Every line in the data below that has the word "JSON" should be returned.

⁂

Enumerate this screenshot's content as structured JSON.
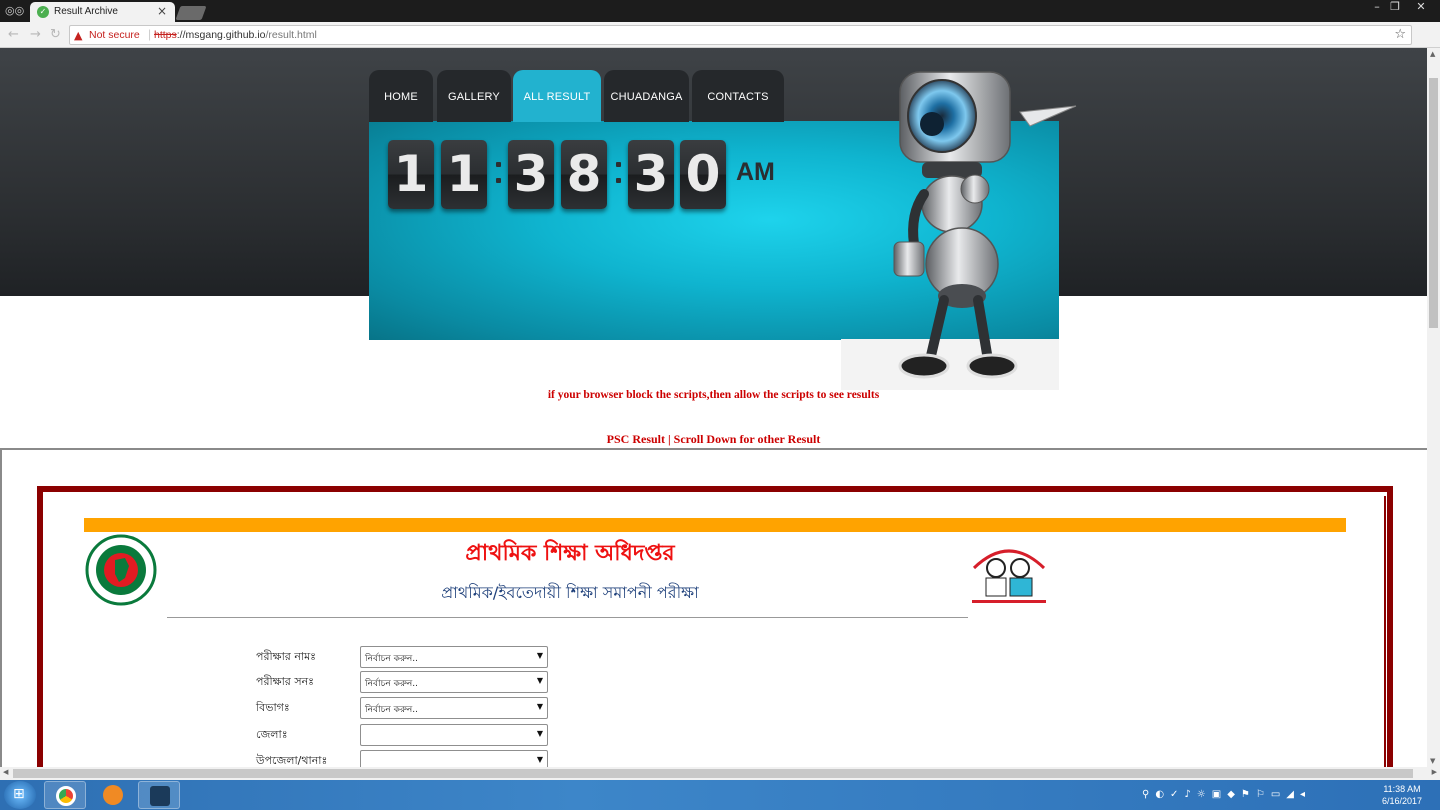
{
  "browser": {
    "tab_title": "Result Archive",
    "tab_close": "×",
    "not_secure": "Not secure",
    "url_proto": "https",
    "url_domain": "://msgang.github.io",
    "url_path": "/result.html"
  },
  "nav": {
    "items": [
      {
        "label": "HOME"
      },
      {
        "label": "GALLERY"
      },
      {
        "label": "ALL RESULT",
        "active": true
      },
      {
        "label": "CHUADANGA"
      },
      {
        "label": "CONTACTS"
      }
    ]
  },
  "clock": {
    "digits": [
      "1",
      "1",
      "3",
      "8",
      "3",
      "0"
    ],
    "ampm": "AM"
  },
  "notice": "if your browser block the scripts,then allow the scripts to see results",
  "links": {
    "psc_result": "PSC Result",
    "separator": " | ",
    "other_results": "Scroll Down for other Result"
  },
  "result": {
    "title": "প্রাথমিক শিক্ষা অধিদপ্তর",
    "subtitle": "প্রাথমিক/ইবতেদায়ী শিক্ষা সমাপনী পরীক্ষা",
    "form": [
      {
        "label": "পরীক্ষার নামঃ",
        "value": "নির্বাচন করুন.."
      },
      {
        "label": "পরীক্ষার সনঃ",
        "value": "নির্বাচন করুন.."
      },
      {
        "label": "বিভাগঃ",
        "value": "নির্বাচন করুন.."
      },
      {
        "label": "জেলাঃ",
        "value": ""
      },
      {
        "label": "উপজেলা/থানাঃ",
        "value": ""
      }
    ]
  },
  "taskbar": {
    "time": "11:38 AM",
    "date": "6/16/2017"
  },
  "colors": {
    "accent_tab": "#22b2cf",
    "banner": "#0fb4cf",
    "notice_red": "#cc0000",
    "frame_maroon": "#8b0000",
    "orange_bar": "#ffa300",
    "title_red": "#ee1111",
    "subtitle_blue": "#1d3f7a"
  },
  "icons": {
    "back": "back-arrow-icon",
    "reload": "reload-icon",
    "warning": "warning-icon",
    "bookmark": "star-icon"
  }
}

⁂

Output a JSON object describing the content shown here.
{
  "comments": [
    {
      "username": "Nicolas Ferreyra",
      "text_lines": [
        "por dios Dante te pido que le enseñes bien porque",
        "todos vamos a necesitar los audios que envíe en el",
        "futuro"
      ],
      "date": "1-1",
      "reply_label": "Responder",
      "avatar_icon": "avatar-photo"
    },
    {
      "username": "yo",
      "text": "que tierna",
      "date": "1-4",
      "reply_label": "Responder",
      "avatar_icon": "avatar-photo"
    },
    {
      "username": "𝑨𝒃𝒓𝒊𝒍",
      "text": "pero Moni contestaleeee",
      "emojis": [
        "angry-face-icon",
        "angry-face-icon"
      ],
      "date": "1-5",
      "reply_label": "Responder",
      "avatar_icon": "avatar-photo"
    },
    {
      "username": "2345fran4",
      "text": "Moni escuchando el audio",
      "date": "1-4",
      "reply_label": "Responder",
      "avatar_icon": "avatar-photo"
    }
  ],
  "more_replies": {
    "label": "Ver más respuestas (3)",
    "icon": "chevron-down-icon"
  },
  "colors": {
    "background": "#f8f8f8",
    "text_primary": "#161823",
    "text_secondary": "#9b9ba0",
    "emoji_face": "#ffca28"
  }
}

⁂

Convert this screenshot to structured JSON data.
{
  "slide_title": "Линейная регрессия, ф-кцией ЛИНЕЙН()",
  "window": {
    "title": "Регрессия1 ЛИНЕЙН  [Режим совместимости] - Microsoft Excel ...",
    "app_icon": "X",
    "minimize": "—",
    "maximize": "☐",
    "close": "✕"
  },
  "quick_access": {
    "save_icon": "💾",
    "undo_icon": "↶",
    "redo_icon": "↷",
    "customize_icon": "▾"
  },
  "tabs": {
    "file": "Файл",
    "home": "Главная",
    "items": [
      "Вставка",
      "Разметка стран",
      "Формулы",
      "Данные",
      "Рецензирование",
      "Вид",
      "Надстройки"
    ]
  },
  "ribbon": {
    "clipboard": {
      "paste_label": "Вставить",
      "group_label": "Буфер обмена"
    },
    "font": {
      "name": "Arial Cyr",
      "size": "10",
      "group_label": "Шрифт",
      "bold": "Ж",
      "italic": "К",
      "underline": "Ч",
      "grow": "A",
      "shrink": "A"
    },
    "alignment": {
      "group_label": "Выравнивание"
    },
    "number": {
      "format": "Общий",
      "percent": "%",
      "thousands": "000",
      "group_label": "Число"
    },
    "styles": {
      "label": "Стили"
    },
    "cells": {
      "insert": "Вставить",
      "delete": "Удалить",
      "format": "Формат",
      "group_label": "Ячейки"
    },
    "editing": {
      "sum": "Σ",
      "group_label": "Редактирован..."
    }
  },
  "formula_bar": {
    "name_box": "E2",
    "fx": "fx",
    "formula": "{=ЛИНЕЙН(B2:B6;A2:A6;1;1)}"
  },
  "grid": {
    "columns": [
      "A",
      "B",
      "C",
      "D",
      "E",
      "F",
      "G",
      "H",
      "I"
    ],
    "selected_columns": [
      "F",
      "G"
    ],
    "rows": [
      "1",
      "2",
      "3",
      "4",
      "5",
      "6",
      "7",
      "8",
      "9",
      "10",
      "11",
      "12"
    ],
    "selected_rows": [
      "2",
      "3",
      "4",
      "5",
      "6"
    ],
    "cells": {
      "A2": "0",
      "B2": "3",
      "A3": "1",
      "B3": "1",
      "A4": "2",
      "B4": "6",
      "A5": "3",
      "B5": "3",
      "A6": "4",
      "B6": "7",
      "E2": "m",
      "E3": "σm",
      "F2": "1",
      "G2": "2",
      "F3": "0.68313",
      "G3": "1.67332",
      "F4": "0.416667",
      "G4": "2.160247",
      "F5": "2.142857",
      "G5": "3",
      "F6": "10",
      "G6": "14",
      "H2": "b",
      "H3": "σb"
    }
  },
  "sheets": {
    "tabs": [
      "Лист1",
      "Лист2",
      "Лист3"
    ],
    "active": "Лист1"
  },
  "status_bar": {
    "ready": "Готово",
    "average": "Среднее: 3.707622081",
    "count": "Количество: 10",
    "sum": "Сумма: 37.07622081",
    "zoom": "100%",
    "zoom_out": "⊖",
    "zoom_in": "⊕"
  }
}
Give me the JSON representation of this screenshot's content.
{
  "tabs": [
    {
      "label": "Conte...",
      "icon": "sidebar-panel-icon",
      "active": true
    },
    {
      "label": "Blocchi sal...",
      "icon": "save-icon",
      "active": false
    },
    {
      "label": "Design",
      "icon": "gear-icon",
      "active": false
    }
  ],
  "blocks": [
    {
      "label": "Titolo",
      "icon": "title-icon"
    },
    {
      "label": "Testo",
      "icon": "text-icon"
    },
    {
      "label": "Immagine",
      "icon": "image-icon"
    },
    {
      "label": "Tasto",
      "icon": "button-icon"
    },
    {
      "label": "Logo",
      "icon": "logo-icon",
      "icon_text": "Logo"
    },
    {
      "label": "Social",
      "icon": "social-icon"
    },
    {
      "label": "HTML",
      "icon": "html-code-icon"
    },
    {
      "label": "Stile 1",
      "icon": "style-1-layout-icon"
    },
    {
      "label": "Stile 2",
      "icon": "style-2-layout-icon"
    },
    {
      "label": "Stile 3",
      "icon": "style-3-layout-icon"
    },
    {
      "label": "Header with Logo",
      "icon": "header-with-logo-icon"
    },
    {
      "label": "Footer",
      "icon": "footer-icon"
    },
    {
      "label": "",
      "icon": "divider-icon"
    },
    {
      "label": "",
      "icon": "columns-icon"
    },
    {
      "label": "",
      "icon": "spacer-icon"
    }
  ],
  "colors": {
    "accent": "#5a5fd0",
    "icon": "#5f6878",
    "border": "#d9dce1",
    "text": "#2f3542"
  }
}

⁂

Solution below
Enumerate this screenshot's content as structured JSON.
Output a JSON object describing the content shown here.
Convert this screenshot to structured JSON data.
Give me the JSON representation of this screenshot's content.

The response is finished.